Article first published online: 19 MAY 2005
Volume 31, Issue 5, pages 239–245, September 1990
How to Cite
Berry, C. R., Koblik, P. D. and Ticer, J. W. (1990), DORSAL PERITONEOPERICARDIAL MESOTHELIAL REMNANT AS AN AID TO THE DIAGNOSIS OF FELINE CONGENITAL PERITONEOPERICARDIAL DIAPHRAGMATIC HERNIA. Veterinary Radiology, 31: 239–245. doi: 10.1111/j.1740-8261.1990.tb00794.x
- Issue published online: 19 MAY 2005
- Article first published online: 19 MAY 2005
- Received May 10, 1989; accepted for publication June 29, 1989.
- congenital peritoneopericardial diaphragmatic hernia;

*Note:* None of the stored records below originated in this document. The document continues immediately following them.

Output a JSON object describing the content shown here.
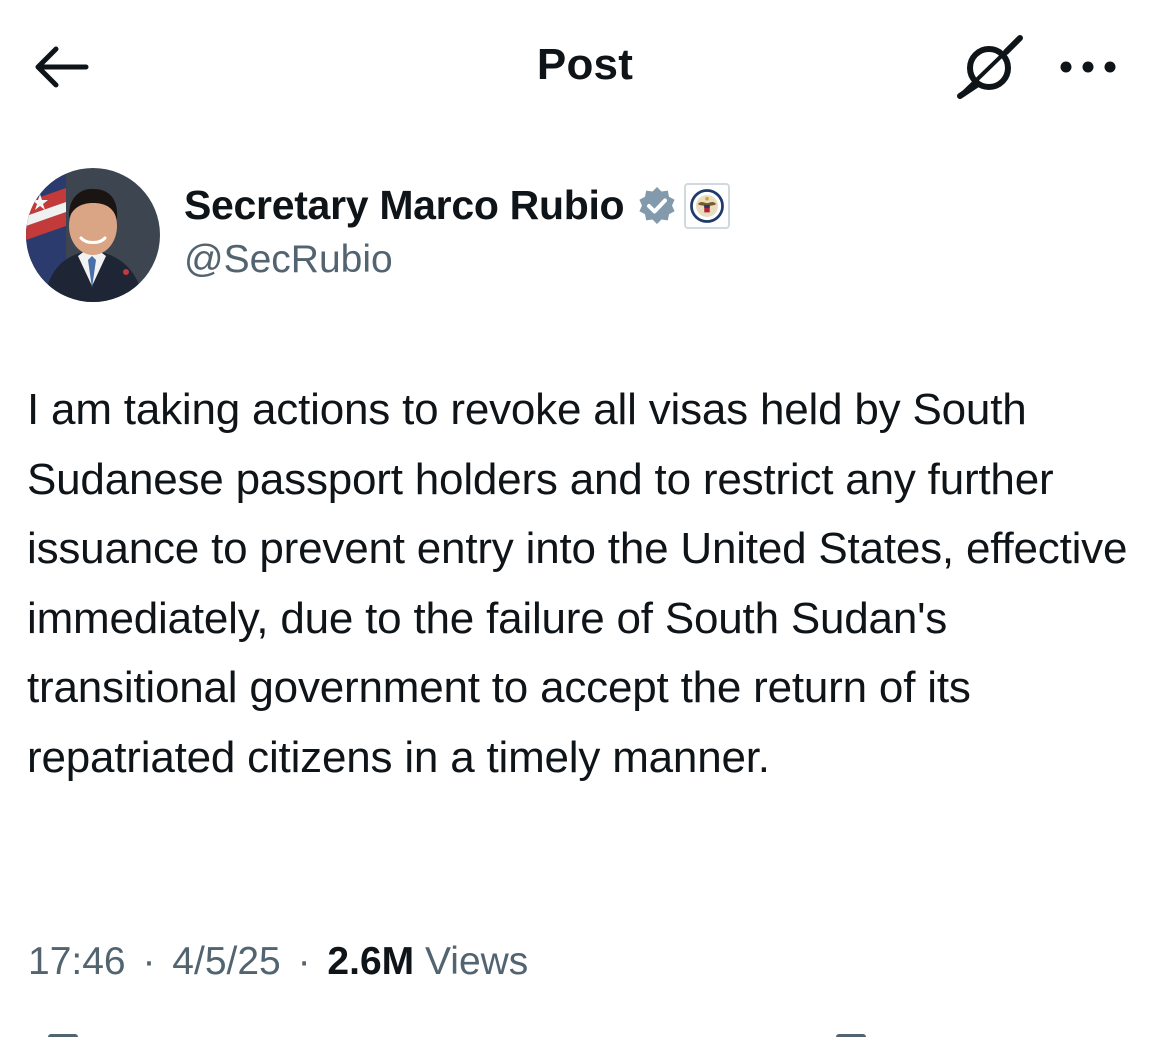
{
  "header": {
    "title": "Post",
    "back_icon": "arrow-left-icon",
    "grok_icon": "grok-slash-icon",
    "more_icon": "more-horizontal-icon"
  },
  "author": {
    "display_name": "Secretary Marco Rubio",
    "handle": "@SecRubio",
    "verified_badge_color": "#829aab",
    "affiliation_icon": "us-state-department-seal-icon"
  },
  "post": {
    "text": "I am taking actions to revoke all visas held by South Sudanese passport holders and to restrict any further issuance to prevent entry into the United States, effective immediately, due to the failure of South Sudan's transitional government to accept the return of its repatriated citizens in a timely manner."
  },
  "meta": {
    "time": "17:46",
    "date": "4/5/25",
    "separator": "·",
    "views_count": "2.6M",
    "views_label": "Views"
  },
  "colors": {
    "text_primary": "#0f1419",
    "text_secondary": "#536471",
    "background": "#ffffff"
  }
}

A new radiographic finding associated with feline congenital peritoneopericardial diaphragmatic hernias (CPDH) was identified and is presented in this paper. This finding represents the dorsal border of the hernia and when present appears on the lateral thoracic radiograph. Descriptively, the finding was called the dorsal peritoneopericardial mesothelial remnant (DPMR). In order to determine the recognizability and possible impact of this radiographic finding, thoracic radiographs of 10 cats with CPDH were randomly mixed with 20 other feline thoracic radiographic studies, which included 4 normal cats and 16 cats with a variety of primary cardiac disorders. Eight radiologists were instructed to identify the presence or absence of the DPMR. They were told that the DPMR connected the dorsal aspect of the caudal pericardium to the diaphragm at the site of the CPDH, and that the DPMR would be present on the lateral radiograph ventral to or superimposed over the area of the caudal vena cava. The reviewers were then asked to describe any other radiographic features that were consistent with a diagnosis of CPDH. At least 6 of the 8 reviewers identified the DPMR as being present in each of the 10 cats. In 17 instances, reviewers used the presence of the DPMR as the only radiographic finding in reaching a diagnosis of CPDH. In 4 instances of CPDH, the DPMR was not recognized by the reviewers, but other radiographic features were used that led them to a correct diagnosis of CPDH. In 2 separate instances, a reviewer misidentified pleural effusion/thickening within the interlobar fissure between the middle and caudal lung lobes as being the DPMR. In 7 false-positive diagnoses of CPDH, reviewers did not identify the presence of the DPMR but diagnosed CPDH based on perceived abnormalities in cardiac shape. Each of these cats had feline cardiomyopathy and not CPDH. It is concluded that in the absence of more typical thoracic radiographic features of feline CPDH, the presence of a DPMR on the lateral radiograph should make one suspicious of CPDH as the cause of cardiac silhouette enlargement or contour abnormality.